One's immediate thoughts are probably, "How much faster will things get in 2016?", or perhaps, "How will programming change in the next couple of years?". But one theme will trend increasingly: "How will we minimise the energy footprint of high end compute?"
There will be "Open Power" & ARM64 options for use with NVlink available as of their Pascal GPU range. Whilst Maxwell is out in 2015, it would seem better to bank your money and wait to invest in Pascal.
KNL arrives on the motherboard
60+ Atom cores, low power both in terms of compute grunt but also in terms of energy consumption, it will be interesting to see whether the peak performance deficit to the Pascal GPUs will be immaterial due to Knights Landing being right next to the traditional CPU. KNL will be available as both PCI-e or as on-board co-processor and capable of up to 3 TFLOPS/sec in Double Precision.

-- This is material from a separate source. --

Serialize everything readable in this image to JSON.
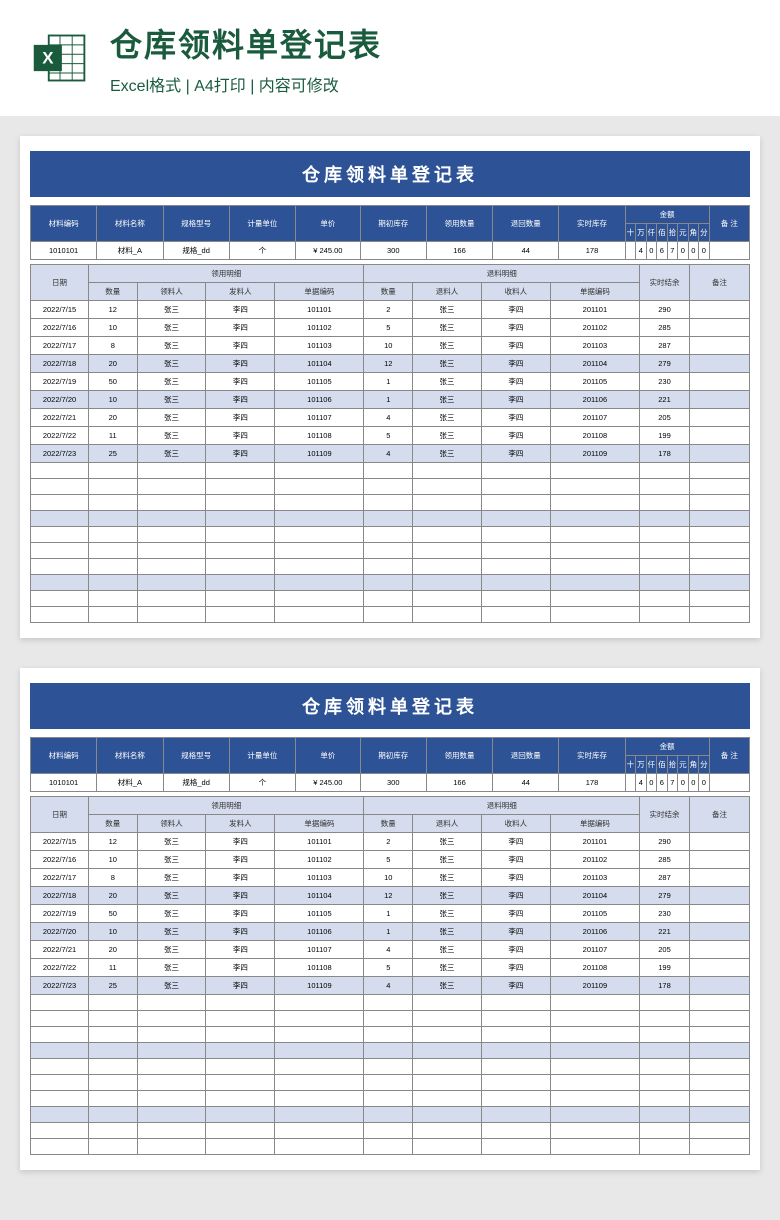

The Open Power Foundation is IBM opening up the technology of the Power Architecture by open licencing of chip technology to Open Power members. There seems to be some focus on "Web 2.0" and data analytics.
One of the partners is NVIDIA, allowing the use of IBM's Power8 chip with its own GPU (see above). The communications channel between the 2 will be NVIDIA's NVlink. However, IBM is also developing CAPI (coherent accelerator processor interface) for linking over PCI-e between Power8 and any flavour of accelerator. According to HPC Wire, IBM are "working with FPGA makers Xilinx and Altera to show the benefits of a hybrid setup running over the CAPI"
As an example of how the Open Power Foundation may work, NVIDIA will licence their NVlink technology for use by members of the Foundation.
Things to watch out for
But maybe more importantly than the questions above, will be the year's answers to questions such as
- what will be the total energy to perform a given model simulation
- memory - how much is immediately available to the cores doing the compute
- what will be the latency and bandwidth from the compute cores to the main RAM